Or – “My Power Infests All Times, All Galaxies, All Dimensions…”
The Savage Hawkman of Thanagar! Carter Hall, aka Katar Hol, has had more origins than many heroes have actual published issues. This latest version has found that the Nth Metal that once made up his wings has now infused his body, allowing him to create armor and weapons to fight evil. But what good is a mace against an intangible ghost?
THE SAVAGE HAWKMAN #6
Plotter(s): Tony Daniel and James Bonny
Scripter: James Bonny
Artist: Philip Tan
Colorist: Sunny Gho
Letterer: Travis Lanham
Editor: Rachel Gluckstern
Publisher: DC Comics
Cover Price: $2.99
Previously, in Savage Hawkman: The man known as Carter Hall is an expert at deciphering symbology and the like, skills gained both from his years as an archeoligist, and what is apparently an alien heritage. His first recorded adventures brought him into conflict with Morphicius (who, if the etymology holds out, may be a snake version of The Sandman), but the defeat of the monster led him straight into another mystery as the dead begin walking the streets of New York. Things get even more complicated, as a mysterious entity begins stalking Hawkman, in search of the Mortis Orb, an artifact of unknown powers. That entity? Jim Craddock, aka The Gentleman Ghost!
AN OLD RIVALRY REKINDLED!
I have to say, the main reason I picked this book up was to see the Gentleman Ghost, a character whose awesomeness transcends even my general distaste for Tony Daniel’s writing… I’m saddened to say that, at least in this issue, Craddock has given up his iconic white-ensemble-and-invisible-head look for a black, red and gold costume with big shoulder pads and a very 90’s feel. Craddock threatens Hawkman to get what he wants, and the line of the issue comes when Hawkman snaps that ‘men in hell want ice water.’ “Actually, they don’t,” replies the Ghost drolly, and unleashes an army of Slimers (or at least big green ghosties with gaping mouths) to show Hawky the error of his ways. The art is VERY dark and the coloring doesn’t help, as everything in the issue seems to blur into a murky watercolor blotch, so I honestly can’t tell you how Hawkman overcomes the army of ghosts. I can tell you that the dialogue between Carter Hall and a man named Digby is simply awful, the kind of clunky basic page-filler that does nothing to illuminate either man’s character.
A CREEPY OLD HOUSE, A CREEPY OLD LADY…
After throwing Digby off a building for some reason, Hawkman sets off to find the Mortis Orb, which should allow him to
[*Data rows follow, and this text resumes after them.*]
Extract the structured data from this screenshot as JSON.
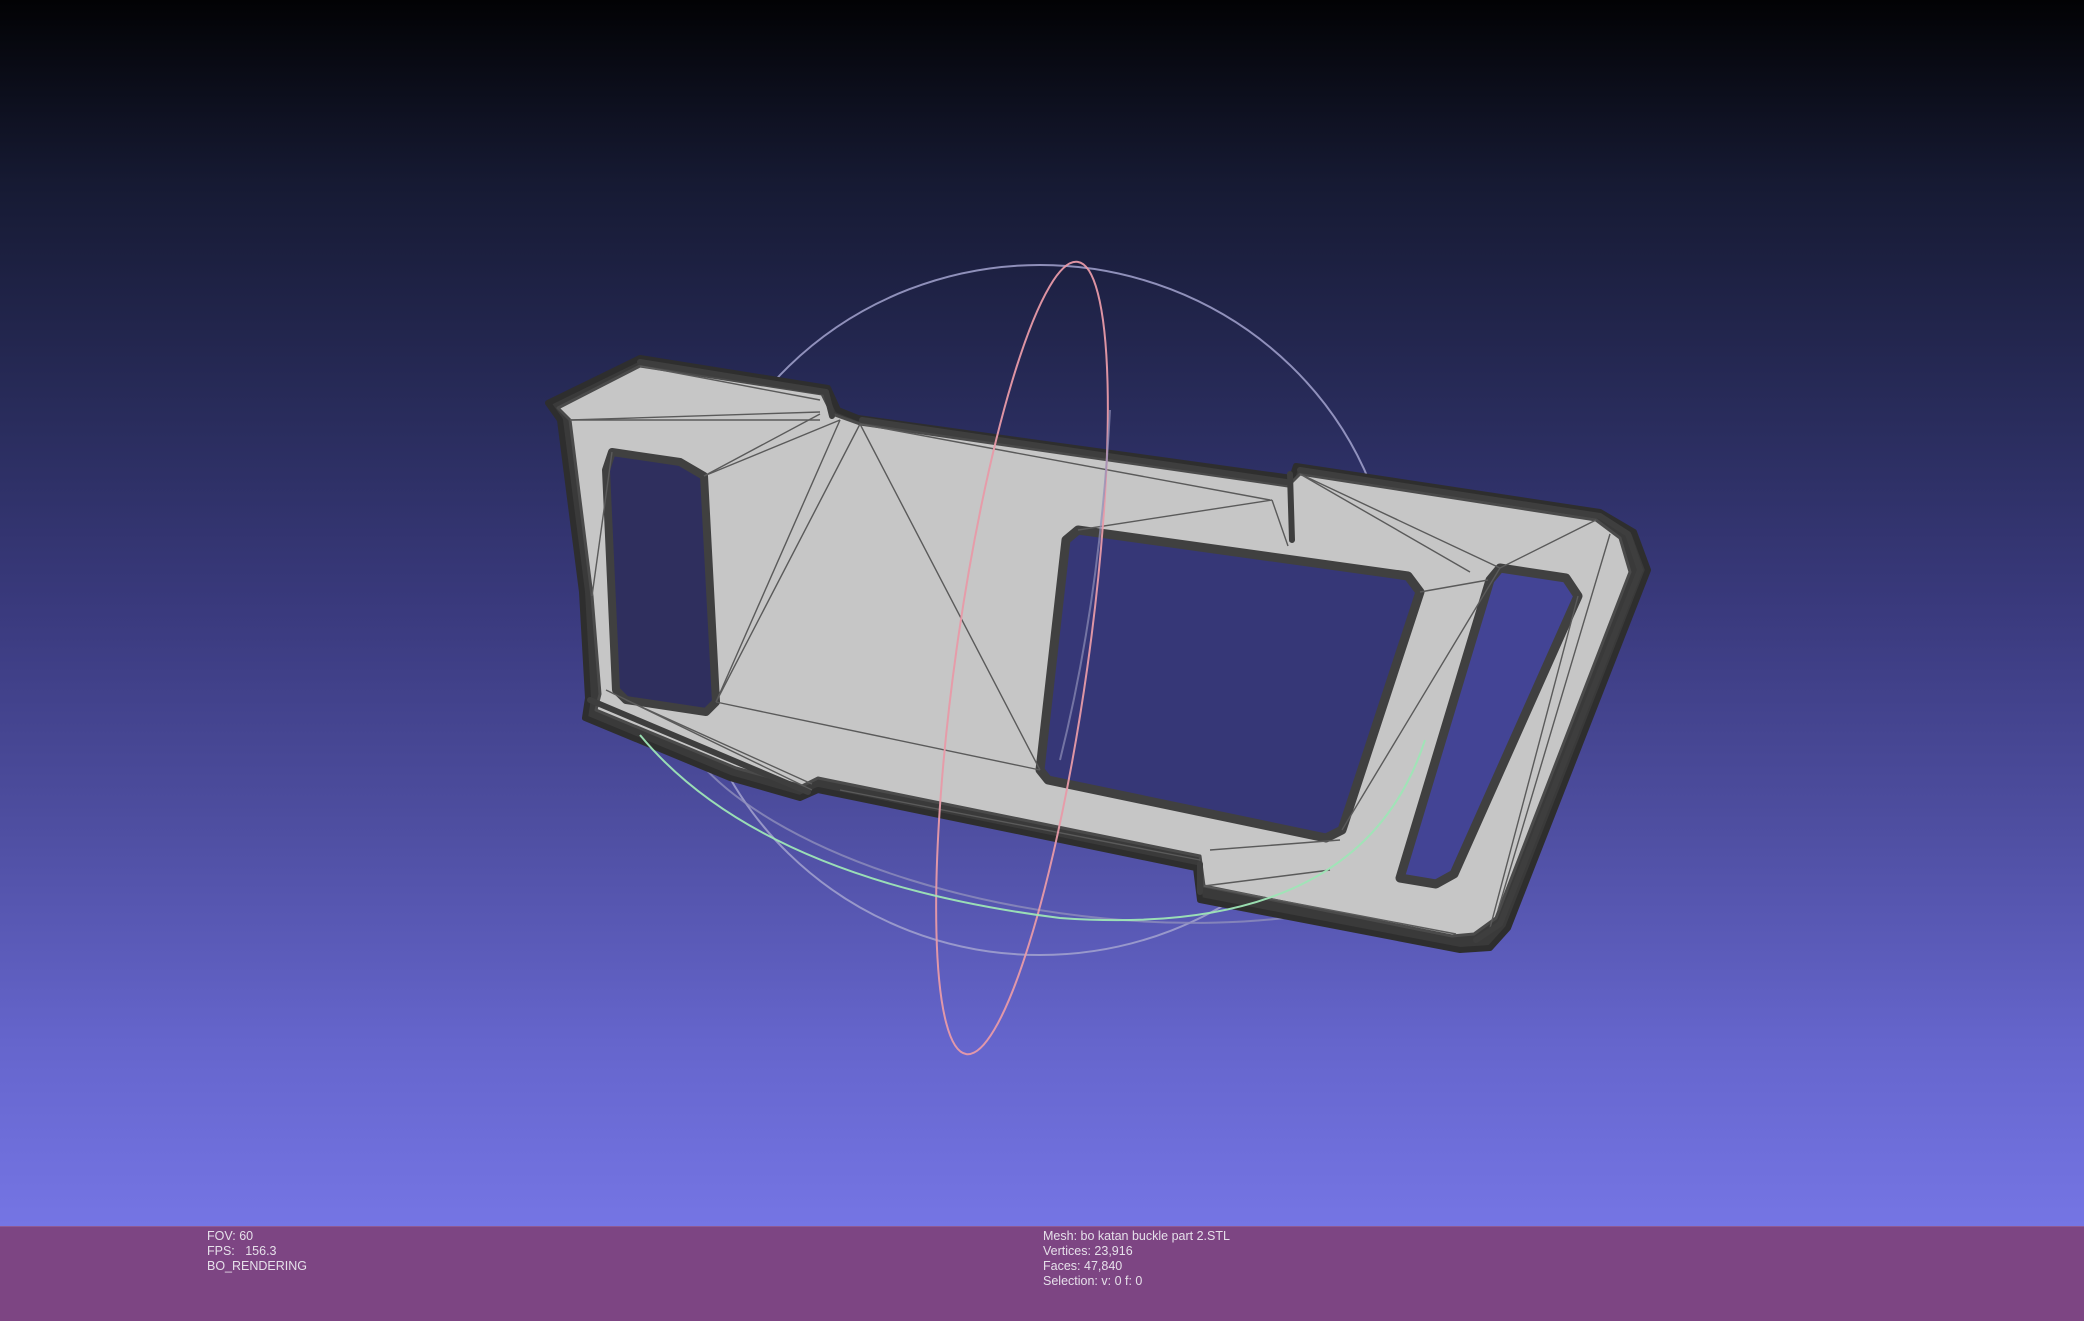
{
  "viewer": {
    "fov_label": "FOV:",
    "fov_value": "60",
    "fps_label": "FPS:",
    "fps_value": "156.3",
    "render_mode": "BO_RENDERING"
  },
  "mesh_info": {
    "mesh_label": "Mesh:",
    "mesh_name": "bo katan buckle part 2.STL",
    "vertices_label": "Vertices:",
    "vertices_value": "23,916",
    "faces_label": "Faces:",
    "faces_value": "47,840",
    "selection_label": "Selection:",
    "selection_value": "v: 0 f: 0"
  },
  "colors": {
    "background_top": "#020204",
    "background_bottom": "#7575e4",
    "info_bar": "#7d4583",
    "mesh_fill": "#c6c6c6",
    "mesh_edge": "#3c3c3c",
    "trackball_x": "#e89aa8",
    "trackball_y": "#9ee6b6",
    "trackball_z": "#a6a6d2"
  },
  "icons": [
    "trackball-gizmo"
  ]
}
defeat Glacier and Wrath unlock the secrets of the dead. The rest of the issue is pretty much by-the-numbers haunted house mumbo-jumbo, with a mysterious widow who mistakes Hawkman for her lost love, a cemetery filled with mist, and various falderol designed to create an air of mystery and scary stuff, kids. It’s mostly unsuccessful for me, as the various parts were hackneyed when Rod Serling was doing weekly television more than half a century ago, and the Mortis Orb itself, with it’s zombie-raisin’ powers is more than a little bit reminiscent of the Loc Nar. The issue ends with Chekhov’s Gun invoked, and the promised army of the undead walking, ultimate power in the hands of the villain, and the hero abandoning an innocent man in a cemetery full of walking corpses. (Spider-Man would NOT approve.) The dialogue doesn’t get any better, as we end the issue with a reporter on a live shot announcing that “the dead have come to life!” which, sadly, is not the most ridiculous word balloon in the comic.
THE VERDICT: PRETTY, BUT MUDDY AND AWKWARD
First and foremost, Philip Tan is a pretty good artist. As much as I’m not a fan of the newly-armored Hawkman look, he makes the helmet look pretty good and does a fine job throughout the issue with the character’s wings, but the colorist works against him at every turn. In what I believe to be an effort to channel a horror movie vibe, the issue comes across as dark and muddy, undermining the story they want to tell. The issue isn’t very good at explaining its plot points, either, careening from place to place but not effectively telling me why. Overall, I don’t understand the motives of the villain or the hero, and the menace comes across as hackneyed (an effect multiplied by the pedestrian dialogue.) The Savage Hawkman #6 is a pretty dull affair, with story-telling problems that hinder my enjoyment of some interesting art, earning 1.5 out of 5 stars overall. I like Carter Hall, and think this incarnation has potential, but this issue just wasn’t up to snuff…